    Marengoni A, von Strauss E, Rizzuto D, et al. The impact of chronic multimorbidity and disability on functional decline and survival in elderly persons. A community-based, longitudinal study. J Intern Med. 2009;265(2):288–95.CrossRefPubMedGoogle Scholar
  62. 62.
    Lee SJ, Go AS, Lindquist K, et al. Chronic conditions and mortality among the oldest old. Am J Public Health. 2008;98(7):1209–14.PubMedCentralCrossRefPubMedGoogle Scholar
  63. 63.
    Krumholz HM, Lin Z, Drye EE, et al. An administrative claims measure suitable for profiling hospital performance based on 30-day all-cause readmission rates among patients with acute myocardial infarction. Circ Cardiovasc Qual Outcomes. 2011;4(2):243–52.PubMedCentralCrossRefPubMedGoogle Scholar
  64. 64.
    Keenan PS, Normand SL, Lin Z, et al. An administrative claims measure suitable for profiling hospital performance on the basis of 30-day all-cause readmission rates among patients with heart failure. Circ Cardiovasc Qual Outcomes. 2008;1:29–37.CrossRefPubMedGoogle Scholar
  65. 65.
    Lindenauer PK, Normand SL, Drye EE. Development, validation, and results of a measure of 30-day readmission following hospitalization for pneumonia.
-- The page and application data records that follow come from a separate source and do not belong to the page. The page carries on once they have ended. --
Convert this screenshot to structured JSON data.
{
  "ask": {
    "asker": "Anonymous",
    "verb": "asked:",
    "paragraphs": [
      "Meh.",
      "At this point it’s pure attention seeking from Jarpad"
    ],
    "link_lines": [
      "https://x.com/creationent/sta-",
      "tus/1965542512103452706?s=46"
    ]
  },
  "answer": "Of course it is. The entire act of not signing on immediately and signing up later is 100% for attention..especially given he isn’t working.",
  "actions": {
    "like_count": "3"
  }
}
J Hosp Med. 2011;6(3):142–50.CrossRefPubMedGoogle Scholar

Copyright information

© Society of General Internal Medicine 2015

Authors and Affiliations

  • Shirley L. Shih
    • 1
    • 2
  • Paul Gerrard
    • 3
  • Richard Goldstein
    • 1
  • Jacqueline Mix
    • 4
  • Colleen M. Ryan
    • 5
    • 6
  • Paulette Niewczyk
    • 4
    • 7
  • Lewis Kazis
    • 8
  • Jaye Hefner
    • 9
  • D. Clay Ackerly
    • 10
    • 11
  • Ross Zafonte
    • 1
    • 2
  • Jeffrey C. Schneider
    • 1
    • 2
    Email author
  1. 1.Department of Physical Medicine and RehabilitationSpaulding Rehabilitation Hospital, Harvard Medical SchoolBostonUSA
  2. 2.Department of Physical Medicine and RehabilitationMassachusetts General Hospital, Harvard Medical SchoolBostonUSA
  3. 3.New England Rehabilitation Hospital of PortlandPortlandUSA
  4. 4.Uniform Data System for Medical RehabilitationAmherstUSA
  5. 5.Sumner Redstone Burn Center, Surgical ServicesMassachusetts General HospitalBostonUSA
  6. 6.Shriners Hospital for Children®-BostonBostonUSA
  7. 7.Daemen College, Health Care Studies DepartmentAmherstUSA
  8. 8.Department of Health Policy and ManagementBoston University School of Public HealthBostonUSA
  9. 9.Department of Internal MedicineSpaulding Rehabilitation Hospital, Harvard Medical SchoolBostonUSA
  10. 10.Department of Internal MedicineMassachusetts General HospitalBostonUSA
  11. 11.Department of Medicine and Department of Health Care PolicyHarvard Medical SchoolBostonUSA

Personalised recommendations